Bulletin Articles

Bulletin Articles

Justice Rolls Down

We want justice in this world, and rightly so. People cry out for justice when evils have been committed, and rightly so. The desire for justice is one of the non-material concepts that separates human beings from animals, and we know this. It is connected directly to our moral sense of ought. We know that moral injustices are not right. The world is broken and we desire for it to be made right. The question is what we think of justice and understanding the greater sense in which justice is practiced by individuals.  

God wanted justice and righteousness to be kept and practiced by His people in Israel. Isaiah said, “Thus says the Lord, ‘Preserve justice and do righteousness, for My salvation is about to come and My righteousness to be revealed” (Isa 56:1-3). Later, Jeremiah said, “Thus says the Lord, ‘Do justice and righteousness, and deliver the one who has been robbed from the power of his oppressor. Also do not mistreat or do violence to the stranger, the orphan, or the widow; and do not shed innocent blood in this place” (Jer 22:3). Justice is a common theme with the prophets. For example, among the more well known passages we find this from Amos:

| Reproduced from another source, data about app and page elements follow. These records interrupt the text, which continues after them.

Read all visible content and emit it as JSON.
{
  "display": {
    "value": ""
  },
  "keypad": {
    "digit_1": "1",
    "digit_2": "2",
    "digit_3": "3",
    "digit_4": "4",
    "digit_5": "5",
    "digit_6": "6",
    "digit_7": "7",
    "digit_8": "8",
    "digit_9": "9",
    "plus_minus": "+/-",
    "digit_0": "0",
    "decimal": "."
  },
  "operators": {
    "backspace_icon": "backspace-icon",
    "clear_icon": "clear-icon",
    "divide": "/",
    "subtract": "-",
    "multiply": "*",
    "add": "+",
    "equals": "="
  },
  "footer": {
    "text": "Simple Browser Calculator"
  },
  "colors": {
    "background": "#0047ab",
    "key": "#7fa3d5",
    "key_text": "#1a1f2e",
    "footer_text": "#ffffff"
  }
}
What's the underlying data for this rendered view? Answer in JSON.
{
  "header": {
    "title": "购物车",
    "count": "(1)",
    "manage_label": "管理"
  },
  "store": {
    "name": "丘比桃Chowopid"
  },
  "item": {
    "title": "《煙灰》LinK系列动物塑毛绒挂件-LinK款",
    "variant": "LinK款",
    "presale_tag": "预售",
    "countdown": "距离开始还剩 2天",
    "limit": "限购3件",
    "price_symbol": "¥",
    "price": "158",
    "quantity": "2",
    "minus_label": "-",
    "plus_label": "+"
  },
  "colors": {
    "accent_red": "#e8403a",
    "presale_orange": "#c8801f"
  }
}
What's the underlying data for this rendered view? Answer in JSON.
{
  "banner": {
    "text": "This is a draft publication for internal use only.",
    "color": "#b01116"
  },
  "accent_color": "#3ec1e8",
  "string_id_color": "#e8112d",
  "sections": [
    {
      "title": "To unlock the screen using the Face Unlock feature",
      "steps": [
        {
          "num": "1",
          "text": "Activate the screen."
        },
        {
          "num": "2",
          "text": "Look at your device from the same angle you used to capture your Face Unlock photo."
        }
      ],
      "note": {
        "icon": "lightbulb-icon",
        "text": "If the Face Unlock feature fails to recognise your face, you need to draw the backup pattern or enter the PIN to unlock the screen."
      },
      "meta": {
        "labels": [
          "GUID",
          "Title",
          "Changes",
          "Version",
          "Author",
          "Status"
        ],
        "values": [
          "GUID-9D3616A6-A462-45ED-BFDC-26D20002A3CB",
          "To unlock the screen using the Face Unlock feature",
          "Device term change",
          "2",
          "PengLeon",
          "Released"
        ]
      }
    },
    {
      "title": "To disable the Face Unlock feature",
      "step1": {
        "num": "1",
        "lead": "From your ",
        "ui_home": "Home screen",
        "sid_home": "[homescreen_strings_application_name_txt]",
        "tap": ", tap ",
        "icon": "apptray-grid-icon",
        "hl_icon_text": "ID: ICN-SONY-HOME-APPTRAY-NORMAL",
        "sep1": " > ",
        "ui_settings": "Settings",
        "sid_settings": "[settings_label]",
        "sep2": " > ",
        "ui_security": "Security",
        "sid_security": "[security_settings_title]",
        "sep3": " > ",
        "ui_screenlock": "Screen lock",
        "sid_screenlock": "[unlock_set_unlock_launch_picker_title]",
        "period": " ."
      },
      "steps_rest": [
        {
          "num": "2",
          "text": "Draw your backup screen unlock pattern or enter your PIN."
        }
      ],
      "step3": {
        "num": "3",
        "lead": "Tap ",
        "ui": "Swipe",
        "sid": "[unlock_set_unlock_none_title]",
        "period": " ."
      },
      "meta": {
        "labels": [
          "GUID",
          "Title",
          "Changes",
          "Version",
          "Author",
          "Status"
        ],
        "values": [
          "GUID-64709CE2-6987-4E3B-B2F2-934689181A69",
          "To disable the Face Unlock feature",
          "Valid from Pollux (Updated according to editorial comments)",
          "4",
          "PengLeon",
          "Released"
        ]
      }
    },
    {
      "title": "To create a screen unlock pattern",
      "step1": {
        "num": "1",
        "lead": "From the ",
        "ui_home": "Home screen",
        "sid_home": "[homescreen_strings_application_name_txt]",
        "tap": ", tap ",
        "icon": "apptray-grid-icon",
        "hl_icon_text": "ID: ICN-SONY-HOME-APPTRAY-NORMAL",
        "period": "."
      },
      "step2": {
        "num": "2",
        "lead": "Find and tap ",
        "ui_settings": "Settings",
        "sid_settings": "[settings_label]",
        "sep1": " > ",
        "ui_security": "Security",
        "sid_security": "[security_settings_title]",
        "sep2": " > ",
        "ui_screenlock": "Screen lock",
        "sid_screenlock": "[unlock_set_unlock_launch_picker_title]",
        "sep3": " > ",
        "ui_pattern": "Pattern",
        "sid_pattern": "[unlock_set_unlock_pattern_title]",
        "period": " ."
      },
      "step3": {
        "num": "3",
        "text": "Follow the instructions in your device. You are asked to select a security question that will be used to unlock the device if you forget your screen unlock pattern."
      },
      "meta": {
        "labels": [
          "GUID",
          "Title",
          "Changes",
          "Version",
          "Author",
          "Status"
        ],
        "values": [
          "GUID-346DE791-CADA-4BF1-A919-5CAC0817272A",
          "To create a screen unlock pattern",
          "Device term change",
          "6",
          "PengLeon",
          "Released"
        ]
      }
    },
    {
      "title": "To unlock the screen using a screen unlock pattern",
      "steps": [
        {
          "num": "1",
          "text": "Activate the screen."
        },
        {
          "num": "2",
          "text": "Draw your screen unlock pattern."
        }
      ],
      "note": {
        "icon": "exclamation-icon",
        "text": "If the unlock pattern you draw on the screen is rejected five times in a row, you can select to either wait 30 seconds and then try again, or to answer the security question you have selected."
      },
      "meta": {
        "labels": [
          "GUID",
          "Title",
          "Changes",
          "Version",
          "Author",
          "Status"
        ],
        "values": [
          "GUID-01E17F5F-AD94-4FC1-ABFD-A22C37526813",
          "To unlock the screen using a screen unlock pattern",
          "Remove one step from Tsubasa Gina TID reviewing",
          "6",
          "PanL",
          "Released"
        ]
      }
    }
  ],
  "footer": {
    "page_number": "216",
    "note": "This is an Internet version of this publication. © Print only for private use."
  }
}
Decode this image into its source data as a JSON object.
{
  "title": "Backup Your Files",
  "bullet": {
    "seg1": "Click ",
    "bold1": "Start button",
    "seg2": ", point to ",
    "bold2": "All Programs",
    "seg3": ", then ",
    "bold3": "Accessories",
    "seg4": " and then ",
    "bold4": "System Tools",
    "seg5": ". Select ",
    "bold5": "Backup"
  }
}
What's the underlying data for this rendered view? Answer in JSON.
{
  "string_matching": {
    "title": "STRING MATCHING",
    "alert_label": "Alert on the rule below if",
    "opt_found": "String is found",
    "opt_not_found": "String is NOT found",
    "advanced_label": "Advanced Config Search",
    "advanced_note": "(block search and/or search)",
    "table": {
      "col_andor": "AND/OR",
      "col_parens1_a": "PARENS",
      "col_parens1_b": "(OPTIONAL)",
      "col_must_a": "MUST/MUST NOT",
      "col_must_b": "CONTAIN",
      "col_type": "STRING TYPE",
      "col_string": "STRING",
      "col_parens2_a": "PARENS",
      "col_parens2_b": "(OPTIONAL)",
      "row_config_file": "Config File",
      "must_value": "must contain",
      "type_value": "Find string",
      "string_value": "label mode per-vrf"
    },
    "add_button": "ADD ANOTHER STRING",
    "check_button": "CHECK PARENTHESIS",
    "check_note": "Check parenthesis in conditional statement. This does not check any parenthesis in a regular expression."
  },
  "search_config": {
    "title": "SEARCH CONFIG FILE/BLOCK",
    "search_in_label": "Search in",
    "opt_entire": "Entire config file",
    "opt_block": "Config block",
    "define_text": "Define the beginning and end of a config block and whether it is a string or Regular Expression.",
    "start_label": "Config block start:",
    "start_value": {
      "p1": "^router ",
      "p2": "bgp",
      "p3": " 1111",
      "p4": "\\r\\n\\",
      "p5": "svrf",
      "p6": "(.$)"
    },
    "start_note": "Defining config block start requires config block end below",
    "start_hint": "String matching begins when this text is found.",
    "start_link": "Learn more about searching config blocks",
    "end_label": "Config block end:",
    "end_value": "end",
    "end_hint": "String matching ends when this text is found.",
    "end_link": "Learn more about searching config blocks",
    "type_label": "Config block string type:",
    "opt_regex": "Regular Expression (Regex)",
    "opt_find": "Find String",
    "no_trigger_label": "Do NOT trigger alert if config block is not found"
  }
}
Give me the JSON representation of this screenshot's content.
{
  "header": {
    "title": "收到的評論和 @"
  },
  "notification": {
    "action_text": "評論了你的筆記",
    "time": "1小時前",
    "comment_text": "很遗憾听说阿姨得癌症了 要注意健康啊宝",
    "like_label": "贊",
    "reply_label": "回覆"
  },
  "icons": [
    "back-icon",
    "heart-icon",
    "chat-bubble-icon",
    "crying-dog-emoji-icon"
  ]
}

“But let justice roll down like waters, and righteousness like an ever-flowing stream” (Amos 5:24). Letting justice roll down was connected here to seeking the Lord (v. 5), seeking good and not evil (v. 14), and not being hypocritical about offering sacrifices while mistreating people acting wickedly. Justice was more than legal justice, however; it was treating others properly and following God’s will from the heart. Justice requires a standard, and the Lord provides just that. Likewise, Micah tells us this:

“He has told you, O man, what is good;
And what does the LORD require of you
But to do justice, to love kindness,
And to walk humbly with your God?” (Micah 6:8)

Like Amos, Micah also shows the importance of seeking God and His righteousness as foundational to treating others with justice and righteousness. The city was full of wickedness, people mistreating and oppressing others, lies, and violence. The time had come for judgment because the people were refusing to repent. It wasn’t as though God had asked too much of them. He wasn’t asking for what they could not do. He had told them what He required: “to do justice, to love kindness, and to walk humbly with your God.” Have these principles changed? Would God not still want these from His people?

We typically think of justice being connected to a legal system, and this is important because a society that does not ground itself in the principles of justice cannot stand. However, justice, biblically, must also be practiced personally. It isn’t just about what we do legally; it’s about how we as individuals treat other people. Whether a legal system ever practices what is just, individuals are required to do justice in their own lives. We cannot think that justice is only relegated to the greater society. Each person who cares about what is right will seek to practice justice in their lives by respecting God’s desires for human beings.

We do justice by treating others with respect and dignity for one basic reason: people are made in God’s image (Gen 1:26-27). Think about this specific application given by James. After making the point about taming the tongue, he writes, “With it we bless our Lord and Father, and with it we curse people who are made in the likeness of God; from the same mouth come both blessing and cursing. My brethren, these things ought not to be this way. Does a fountain send out from the same opening both fresh and bitter water? Can a fig tree, my brethren, produce olives, or a vine produce figs? Nor can salt water produce fresh” (Jas 3:9-12). Cursing people, all of whom are made in God’s image, is committing an injustice against those people because it is showing disrespect for them and the One in whose image they are made.

We understand that committing crimes against others should be legally handled and justice done. Governing authorities do not bear the sword in vain (Rom 13:1-5). Yet let’s remember the personal side of this not only as members of a greater society, but even more as members of the body of Christ. Mistreating others is unjust. Cursing people is unjust. Gossip, unloving behavior, slander, oppression, violence, and other sins are committing injustices against them. God expects repentance and a commitment to treating others properly.  

Make it personal. If you care about justice, you will care about how you treat other people. Therefore, “love your neighbor,” which does no harm to others (Rom 13:9-10), and “whatever you wish that others would do to you, do also to them” (Matt 7:12). If we do this, justice will roll down like waters and righteousness like an ever-flowing stream. What does the Lord require of you? You know.